“Click It or Ticket” comes to Oswego

The University Police will have patrols dedicated to the Buckle Up for Safety program, which started on April 23 and will conclude on May 6.

Oswego State University Police Lt. Kevin Velzy coordinates nationwide “Click or Ticket” campaign on campus to enforce seatbelt safety awareness.

“We want to first educate students on the safeties, before we enforced the policy,” Velzy said. “We’ve had tons of flyers around campus about the initiative.”

The nationwide “Click it or Ticket” campaign generally starts in May. However, UP was allowed to begin educating the student population in April, prior to summer break.

Seatbelt safety has been an issue in the U.S. for quite some time, and was put into law in 1985.

In 2008, UP started participating in a law enforcement contest involving several other university police departments to increase the enforcement of three laws: speeding, driving while intoxicated (DWIs) and occupant restraint (seat belt safety).

“The challenge is a friendly competition highlighting a police departments’ enforcement and educational efforts in the areas of DWI, speeding, and occupant restraint,” Velzy said.

This year University Police at Oswego placed second in the college and university category for New York State for activities during the 2011 calendar year.

At the start of UP’s involvement in the public safety contest, Oswego State accumulated a total of 45 seatbelt violations.
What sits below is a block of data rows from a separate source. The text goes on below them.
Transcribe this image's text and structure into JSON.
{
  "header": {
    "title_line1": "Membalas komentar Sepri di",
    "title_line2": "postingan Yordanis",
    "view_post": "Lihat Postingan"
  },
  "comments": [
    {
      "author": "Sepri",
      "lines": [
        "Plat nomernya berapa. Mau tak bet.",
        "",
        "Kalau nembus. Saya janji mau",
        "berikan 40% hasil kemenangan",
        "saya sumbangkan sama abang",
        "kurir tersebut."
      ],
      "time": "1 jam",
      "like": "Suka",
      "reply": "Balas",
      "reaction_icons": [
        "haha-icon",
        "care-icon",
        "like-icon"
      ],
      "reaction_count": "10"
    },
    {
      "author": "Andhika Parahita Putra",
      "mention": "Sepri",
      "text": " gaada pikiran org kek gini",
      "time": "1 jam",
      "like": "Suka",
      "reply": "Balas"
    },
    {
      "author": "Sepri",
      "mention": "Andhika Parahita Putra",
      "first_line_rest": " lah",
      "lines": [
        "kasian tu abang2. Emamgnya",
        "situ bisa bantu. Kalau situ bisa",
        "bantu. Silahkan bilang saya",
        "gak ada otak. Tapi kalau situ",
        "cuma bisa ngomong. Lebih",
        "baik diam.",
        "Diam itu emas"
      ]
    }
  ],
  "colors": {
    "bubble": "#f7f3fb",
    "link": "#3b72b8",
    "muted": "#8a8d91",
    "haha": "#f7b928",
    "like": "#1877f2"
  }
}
In 2011, the number increased to 140 violations.

“Nighttime enforcement is what is fairly new,” Velzy said. “People are 12 percent less likely to buckle up at nighttime.”

Police enforcement for the “Click it or Ticket” campaign is funded through a grant Velzy applied for. The grant funds the overtime pay of patrolling officers at night.

Senior Cinema and Screen Studies major Nathan O’Brien was recently ticketed for neglecting to wear a seat belt while driving on campus. Rushing from the Village complex to Lanigan Hall, O’Brien forgot to buckle up.

Velzy stressed that many drivers may feel as though it is okay to refrain from buckling up when driving short distances, but most traffic collisions occur within three miles of the driver’s home.

Low speed accidents are also underestimated. But according to the Coordinated Highways Action Response Team (CHART), a 200-pound individual driving at approximately 20 mph would have to endure 4,000 pounds of impact if faced with a collision. Velzy said that a 10-pound baby would endure 200 pounds of impact in a car traveling 20 mph.

In New York state, 90 percent of drivers buckle up, slightly higher than the national average of 85 percent. Twenty-one percent of New York highway deaths occurred because of unrestrained occupants.

Velzy said that an additional issue is the incorrect use of the restraint.

“I see that many people wear their shoulder belt behind their back,” Velzy said. “This can lead to even greater injuries in case of an accident.”

When the shoulder strap of a seat belt is placed behind the occupant’s back, their upper body is no longer restrained, which can lead to head and chest injuries. Wearing the waist belt over the stomach can also lead to serious injuries.

Velzy said that vehicle occupants should not rely on an airbag to protect them in place of a seat belt, because being rapidly thrown into an airbag can lead to harmful results, including death.

Although backseat passengers age 16 and above are exempt from wearing seat belts, Velzy said that unrestrained passengers can affect the safety of restrained passengers. In some accidents, unrestrained back seat passengers have induced injuries upon restrained occupants.

Velzy said that seat belt safety is a primary law and that there is zero tolerance for violations. If vehicle occupants are caught in violation of this law, they can be penalized with a minimum fine of $50, in some cases costing up to $100.